    • Copyright ©2014 Pearson Education, Inc. All rights reserved. 13-47 Summary Discussion of Learning Objectives (cont'd) • How indirect crowding out and direct expenditure offsets can reduce the effectiveness of fiscal policy actions – Deficits increase interest rates – Some government spending replaces private spending • If the Ricardian equivalence theorem is valid, a tax cut has no effect on total planned expenditures and aggregate demand
    • Copyright ©2014 Pearson Education, Inc. All rights reserved. 13-48 Summary Discussion of Learning Objectives (cont'd) • Fiscal policy time lags and the effectiveness of fiscal “fine tuning” – The time lags for fiscal policy are the recognition time lag, action time lag, and the effect time lag – The time lags are long and variable • Automatic stabilizers are changes in tax payments, unemployment compensation, and welfare payments that automatically change with the level of economic activity
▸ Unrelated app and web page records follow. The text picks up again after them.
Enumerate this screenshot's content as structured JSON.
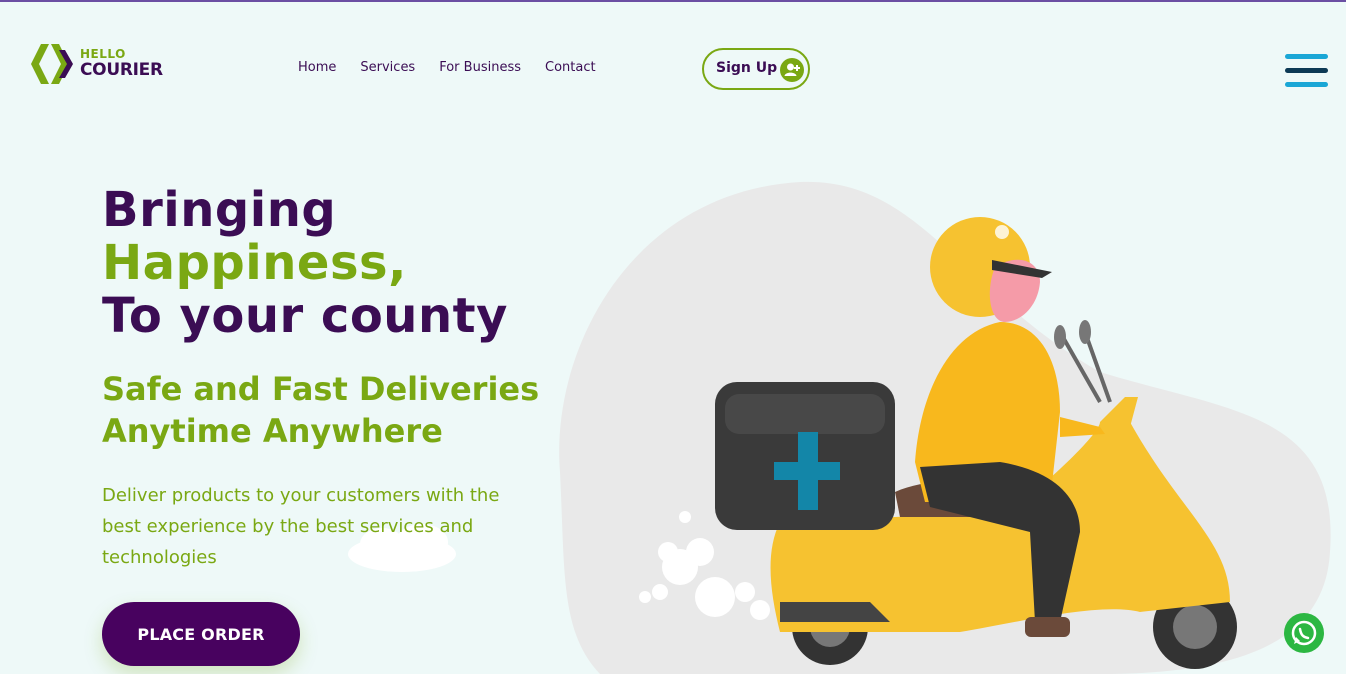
{
  "brand": {
    "hello": "HELLO",
    "courier": "COURIER"
  },
  "nav": {
    "items": [
      "Home",
      "Services",
      "For Business",
      "Contact"
    ]
  },
  "signup": {
    "label": "Sign Up"
  },
  "hero": {
    "line1": "Bringing",
    "line2": "Happiness,",
    "line3": "To your county",
    "sub1": "Safe and Fast Deliveries",
    "sub2": "Anytime Anywhere",
    "desc": "Deliver products to your customers with the best experience by the best services and technologies",
    "cta": "PLACE ORDER"
  },
  "colors": {
    "purple": "#48025f",
    "green": "#7aa813",
    "background": "#eef9f8",
    "hamburger_dark": "#0d3a55",
    "hamburger_light": "#1aa7d6",
    "whatsapp": "#2cb742"
  },
  "icons": {
    "signup": "user-plus-icon",
    "menu": "hamburger-menu-icon",
    "chat": "whatsapp-icon"
  }
}
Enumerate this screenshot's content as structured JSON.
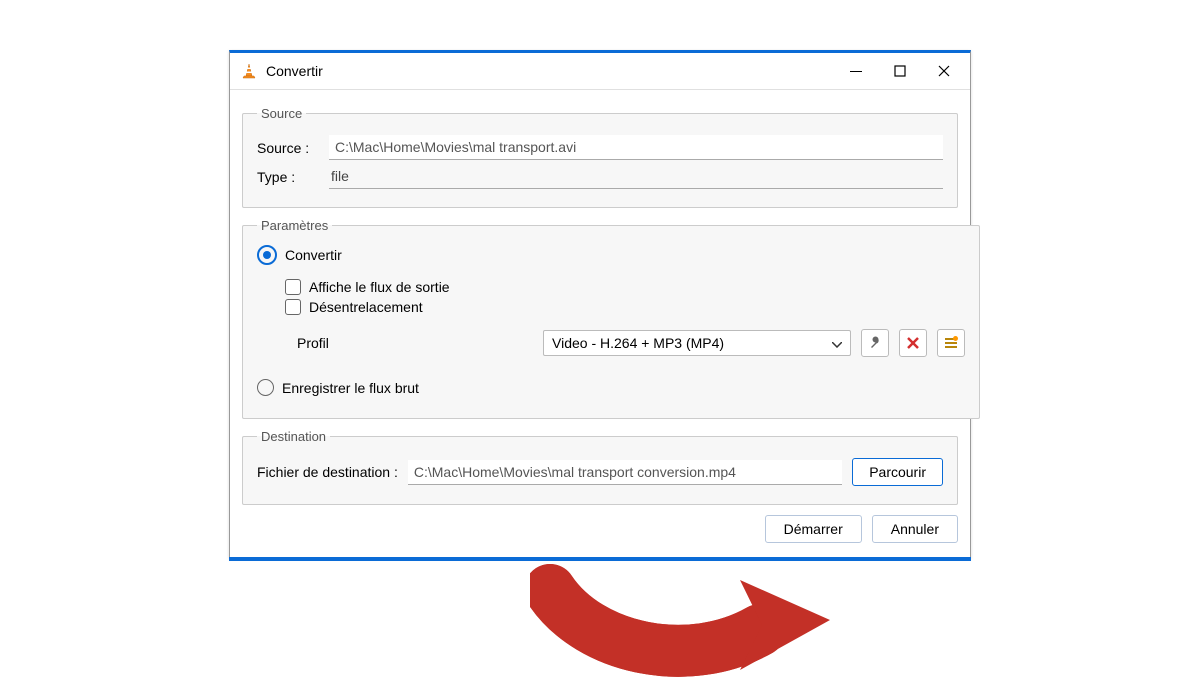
{
  "window": {
    "title": "Convertir"
  },
  "source": {
    "legend": "Source",
    "source_label": "Source :",
    "source_value": "C:\\Mac\\Home\\Movies\\mal transport.avi",
    "type_label": "Type :",
    "type_value": "file"
  },
  "params": {
    "legend": "Paramètres",
    "convert_label": "Convertir",
    "show_output_label": "Affiche le flux de sortie",
    "deinterlace_label": "Désentrelacement",
    "profile_label": "Profil",
    "profile_selected": "Video - H.264 + MP3 (MP4)",
    "raw_label": "Enregistrer le flux brut"
  },
  "destination": {
    "legend": "Destination",
    "dest_label": "Fichier de destination :",
    "dest_value": "C:\\Mac\\Home\\Movies\\mal transport conversion.mp4",
    "browse_label": "Parcourir"
  },
  "footer": {
    "start_label": "Démarrer",
    "cancel_label": "Annuler"
  }
}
    • Copyright ©2014 Pearson Education, Inc. All rights reserved. 13-49 Appendix D: Fiscal Policy: A Keynesian Perspective • The traditional Keynesian approach to fiscal policy differs in three ways from that presented in Chapter 13: – It emphasizes the underpinnings of the components of aggregate demand – It assumes that government expenditures are not substitutes for private expenditures and that current taxes are the only taxes taken into account by consumers and firms – It focuses on the short run and so assumes that as a first approximation, the price level is constant
    • Copyright ©2014 Pearson Education, Inc. All rights reserved. 13-50 Figure D-1 The Impact of Higher Government Spending on Aggregate Demand
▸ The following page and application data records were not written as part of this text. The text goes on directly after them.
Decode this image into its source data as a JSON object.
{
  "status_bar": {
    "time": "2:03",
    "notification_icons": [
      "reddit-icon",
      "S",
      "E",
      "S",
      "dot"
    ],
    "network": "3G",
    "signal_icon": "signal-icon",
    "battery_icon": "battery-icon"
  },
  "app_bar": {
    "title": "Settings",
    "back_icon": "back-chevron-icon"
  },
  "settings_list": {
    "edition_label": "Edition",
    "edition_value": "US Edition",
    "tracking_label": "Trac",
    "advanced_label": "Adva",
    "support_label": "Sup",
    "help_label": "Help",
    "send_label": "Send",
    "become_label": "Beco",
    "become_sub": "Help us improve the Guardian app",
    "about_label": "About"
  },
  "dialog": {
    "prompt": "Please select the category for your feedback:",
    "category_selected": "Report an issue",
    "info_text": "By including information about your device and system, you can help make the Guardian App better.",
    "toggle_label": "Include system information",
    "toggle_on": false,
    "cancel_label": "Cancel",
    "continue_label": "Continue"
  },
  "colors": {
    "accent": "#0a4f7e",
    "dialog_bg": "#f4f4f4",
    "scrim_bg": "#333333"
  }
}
    • Copyright ©2014 Pearson Education, Inc. All rights reserved. 13-51 Figure D-2 The Impact of Higher Taxes on Aggregate Demand
    • Copyright ©2014 Pearson Education, Inc. All rights reserved. 13-52 Appendix D: The Balanced-Budget Multiplier • Balanced-budget increase in real spending – The government increases spending by $1 and pays for it by raising current taxes by $1 • Balanced-budget multiplier is equal to 1